Doctors and the general community have been urged to learn about the late effects of polio, which can severely affect people 15 or more years after contracting the polio virus.
Parliamentary Secretary for Health Catherine King said older Australians who had contact with the poliomyelitis virus in the 1950s or earlier are at risk of developing the Late Effects of Polio (LEOP), even if they had no symptoms at the time.
Many younger people who migrated from countries where polio was endemic are also at risk.
Ms King today launched the first module of a new online resource on the LEOP developed by Polio Australia.
“Doctors and researchers still have much to learn about LEOP, a broad diagnostic term for symptoms including muscle weakness, pain, fatigue and breathing difficulties”, Ms King said.
“This new information source for health professionals and the community will be very valuable in raising awareness of the lingering effect of polio on Australians”.
Ms King said it was now clear that LEOP could affect people who have not been paralysed by polio, which greatly increases the number of potential LEOP sufferers.

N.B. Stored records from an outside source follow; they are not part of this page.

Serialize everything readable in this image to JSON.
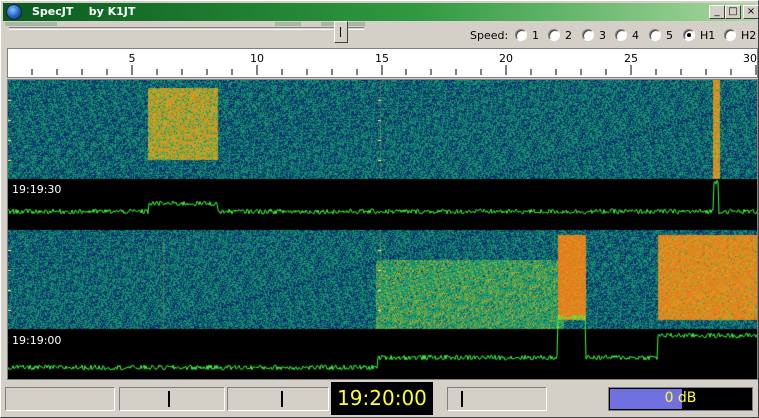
{
  "window": {
    "title": "SpecJT    by K1JT",
    "minimize": "_",
    "maximize": "□",
    "close": "×"
  },
  "speed": {
    "label": "Speed:",
    "options": [
      "1",
      "2",
      "3",
      "4",
      "5",
      "H1",
      "H2"
    ],
    "selected": "H1"
  },
  "ruler": {
    "ticks": [
      "5",
      "10",
      "15",
      "20",
      "25",
      "30"
    ],
    "min": 0,
    "max": 30
  },
  "waterfall": {
    "panels": [
      {
        "time": "19:19:30"
      },
      {
        "time": "19:19:00"
      }
    ]
  },
  "status": {
    "clock": "19:20:00",
    "level_text": "0 dB",
    "level_fraction": 0.5
  },
  "colors": {
    "title_start": "#0a5a1e",
    "trace": "#40ff40",
    "clock_text": "#ffff30",
    "level_fill": "#7070e0"
  }
}
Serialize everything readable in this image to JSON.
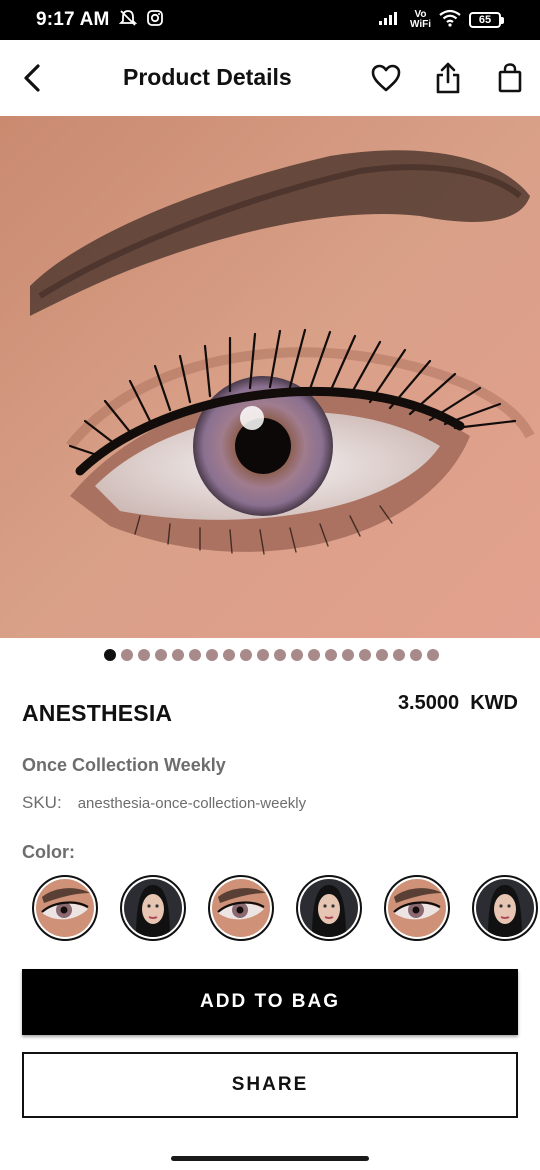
{
  "status_bar": {
    "time": "9:17 AM",
    "network_top": "Vo",
    "network_bottom": "WiFi",
    "battery": "65"
  },
  "header": {
    "title": "Product Details",
    "icons": [
      "back-arrow-icon",
      "heart-icon",
      "share-icon",
      "shopping-bag-icon"
    ]
  },
  "gallery": {
    "image_count": 20,
    "active_index": 0
  },
  "product": {
    "name": "ANESTHESIA",
    "price": "3.5000  KWD",
    "collection": "Once Collection Weekly",
    "sku_label": "SKU:",
    "sku_value": "anesthesia-once-collection-weekly",
    "color_label": "Color:"
  },
  "color_swatches": [
    {
      "type": "eye"
    },
    {
      "type": "model"
    },
    {
      "type": "eye"
    },
    {
      "type": "model"
    },
    {
      "type": "eye"
    },
    {
      "type": "model"
    }
  ],
  "actions": {
    "add_to_bag": "ADD TO BAG",
    "share": "SHARE"
  },
  "colors": {
    "primary": "#000000",
    "dot_inactive": "#a88a8a",
    "muted_text": "#6d6d6d",
    "skin": "#d69a7e"
  }
}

“It is important for GPs and other doctors and therapists to know about LEOP and its more severe form, Post Polio Syndrome, so that they can make the correct diagnosis and provide the right treatment”, Ms King said.
“This is particularly the case as some polio survivors may be unaware themselves that they contracted polio, because they were very young at the time or had very mild symptoms, and were never diagnosed”.
Ms King said while Australia has not had a case of “wild polio” for 40 years, there is no room for complacency and immunisation is important for all children.
Polio vaccine is listed on the National Immunisation Program Schedule and is provided free by the Australian Government for children at two, four and six months and four years of age.